On the Road
TVR claims a top speed of around 195mph and 0-60 in 3.7 seconds. Whilst the top end figure is wildly optimistic given that the slipperier and more powerful Porsche 996 Turbo struggles to make 193mph, there's little doubt that the flyweight TVR's acceleration from a standing start is nothing less than concussive. 0-100mph takes just 8.1s. Value for money has long been a key TVR theme with their wares comparing very favourably on a bhp per pound sterling basis with any of their rivals. You might well expect the likes of Porsche and Ferrari to command a few more shekels than a TVR but cars like the Noble M12 crept up to considerably more than the Bristol Avenue company were charging. Compared to the Sagaris' price, the Noble M12 GTO3-R looked rather expensive and the M400 version even more so. The cabin ambience makes the TVR feel a significantly more special place to be, although it would be a brave person who took both cars to their limits on track in order to finalise a buying decision! The fact that back in 2004 you could afford a Sagaris, a BMW M3 and a Lotus Exige for the price of a Ferrari 360 Challenge Stradale threw the value proposition into clear perspective. TVR should also be given credit for designing their own engine rather than buying in a third party unit and subsequently modifying it. That Speed Six engine, designed completely in house, is no thud and blunder anachronism either. It's an all-alloy unit with four valves per cylinder and a fully mapped engine management system with some genuinely sophisticated engineering built into the manifolds and catalysts. The individual throttle butterflies on every cylinder seem to hardwire that throttle pedal to the engine, the revs rising and falling almost instantaneously with minimal flywheel effect. Power assisted steering could be construed as evidence of TVR going soft in its latter days, but customers find their TVRs marginally less uncontrollable with a bit of help from a subservient servo, so there it is. The steering is still very quick and there's a signal lack of airbags anywhere about the cabin, and there's also no anti-lock on the braking system. With tried and tested independent double wishbones and coil over gas dampers with anti roll bars, the suspension is eminently tuneable. The incremental development incurred in the creation of the Sagaris largely hinged around weight saving and styling, two areas where TVR never failed to excel.
Only the hedonistic, the brave, or the intensely calculating will sign up for a used TVR Sagaris. With the withdrawal of factory support, buying a Sagaris is not for the dilettante.
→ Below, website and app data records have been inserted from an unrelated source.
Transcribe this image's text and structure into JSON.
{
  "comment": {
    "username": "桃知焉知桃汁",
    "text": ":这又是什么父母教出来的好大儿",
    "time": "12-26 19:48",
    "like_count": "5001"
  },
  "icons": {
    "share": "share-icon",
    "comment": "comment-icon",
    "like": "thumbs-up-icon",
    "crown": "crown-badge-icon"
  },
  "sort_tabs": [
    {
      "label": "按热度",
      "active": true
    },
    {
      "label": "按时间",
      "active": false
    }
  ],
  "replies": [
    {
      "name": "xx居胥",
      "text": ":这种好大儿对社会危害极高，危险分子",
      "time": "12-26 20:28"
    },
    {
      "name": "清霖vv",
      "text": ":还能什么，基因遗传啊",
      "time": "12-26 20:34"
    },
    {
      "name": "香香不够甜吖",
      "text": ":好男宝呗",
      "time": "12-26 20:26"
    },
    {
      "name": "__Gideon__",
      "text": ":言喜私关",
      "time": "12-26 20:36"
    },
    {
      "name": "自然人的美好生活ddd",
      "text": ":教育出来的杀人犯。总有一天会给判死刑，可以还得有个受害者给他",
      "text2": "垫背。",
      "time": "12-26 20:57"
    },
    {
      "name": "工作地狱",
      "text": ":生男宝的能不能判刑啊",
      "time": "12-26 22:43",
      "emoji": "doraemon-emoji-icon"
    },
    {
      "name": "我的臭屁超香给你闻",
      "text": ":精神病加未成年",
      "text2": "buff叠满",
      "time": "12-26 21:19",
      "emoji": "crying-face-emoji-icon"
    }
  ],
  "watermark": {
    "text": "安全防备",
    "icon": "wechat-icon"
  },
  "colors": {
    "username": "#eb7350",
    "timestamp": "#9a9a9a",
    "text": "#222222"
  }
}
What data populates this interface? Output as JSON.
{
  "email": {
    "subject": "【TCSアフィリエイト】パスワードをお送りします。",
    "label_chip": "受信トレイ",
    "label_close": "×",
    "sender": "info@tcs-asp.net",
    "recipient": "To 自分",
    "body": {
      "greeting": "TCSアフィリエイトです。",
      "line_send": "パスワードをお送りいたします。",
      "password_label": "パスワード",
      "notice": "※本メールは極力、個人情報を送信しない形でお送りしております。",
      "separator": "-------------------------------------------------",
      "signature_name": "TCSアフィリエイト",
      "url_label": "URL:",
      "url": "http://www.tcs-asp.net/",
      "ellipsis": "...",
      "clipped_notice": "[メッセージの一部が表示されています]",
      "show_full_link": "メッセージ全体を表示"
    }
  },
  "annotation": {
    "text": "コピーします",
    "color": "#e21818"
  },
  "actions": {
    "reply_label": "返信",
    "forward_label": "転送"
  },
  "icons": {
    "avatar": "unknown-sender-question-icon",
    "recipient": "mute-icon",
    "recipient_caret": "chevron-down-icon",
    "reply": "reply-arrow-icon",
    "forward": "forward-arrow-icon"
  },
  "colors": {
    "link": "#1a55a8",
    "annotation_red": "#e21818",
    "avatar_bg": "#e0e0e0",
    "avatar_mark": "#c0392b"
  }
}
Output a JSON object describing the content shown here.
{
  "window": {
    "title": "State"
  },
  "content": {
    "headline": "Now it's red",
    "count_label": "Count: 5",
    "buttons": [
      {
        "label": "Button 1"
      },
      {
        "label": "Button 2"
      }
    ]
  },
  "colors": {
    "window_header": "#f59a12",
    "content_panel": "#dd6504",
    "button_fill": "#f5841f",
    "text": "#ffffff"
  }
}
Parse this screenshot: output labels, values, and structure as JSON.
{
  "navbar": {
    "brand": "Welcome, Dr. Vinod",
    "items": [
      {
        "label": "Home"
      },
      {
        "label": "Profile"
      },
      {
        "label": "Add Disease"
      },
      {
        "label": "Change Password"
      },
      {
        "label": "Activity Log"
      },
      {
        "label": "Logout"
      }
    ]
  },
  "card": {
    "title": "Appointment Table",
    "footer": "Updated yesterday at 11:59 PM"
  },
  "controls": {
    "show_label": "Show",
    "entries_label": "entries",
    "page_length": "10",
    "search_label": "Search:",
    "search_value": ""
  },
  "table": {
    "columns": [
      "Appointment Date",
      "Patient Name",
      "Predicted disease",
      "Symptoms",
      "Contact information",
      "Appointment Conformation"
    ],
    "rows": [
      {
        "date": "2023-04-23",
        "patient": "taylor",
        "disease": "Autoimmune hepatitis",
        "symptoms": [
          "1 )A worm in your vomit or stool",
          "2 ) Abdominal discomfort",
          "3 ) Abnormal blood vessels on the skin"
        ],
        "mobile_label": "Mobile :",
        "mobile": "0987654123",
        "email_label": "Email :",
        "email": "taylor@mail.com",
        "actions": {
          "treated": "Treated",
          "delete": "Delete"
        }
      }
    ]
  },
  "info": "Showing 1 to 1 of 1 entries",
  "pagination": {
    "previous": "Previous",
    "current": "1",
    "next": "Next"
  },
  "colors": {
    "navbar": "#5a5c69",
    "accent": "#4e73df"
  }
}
As such, this is a tough car to recommend but one that's almost impossible not to feel a strong pang of desire for. Gambling on a three or six month ownership tenure is just so tempting.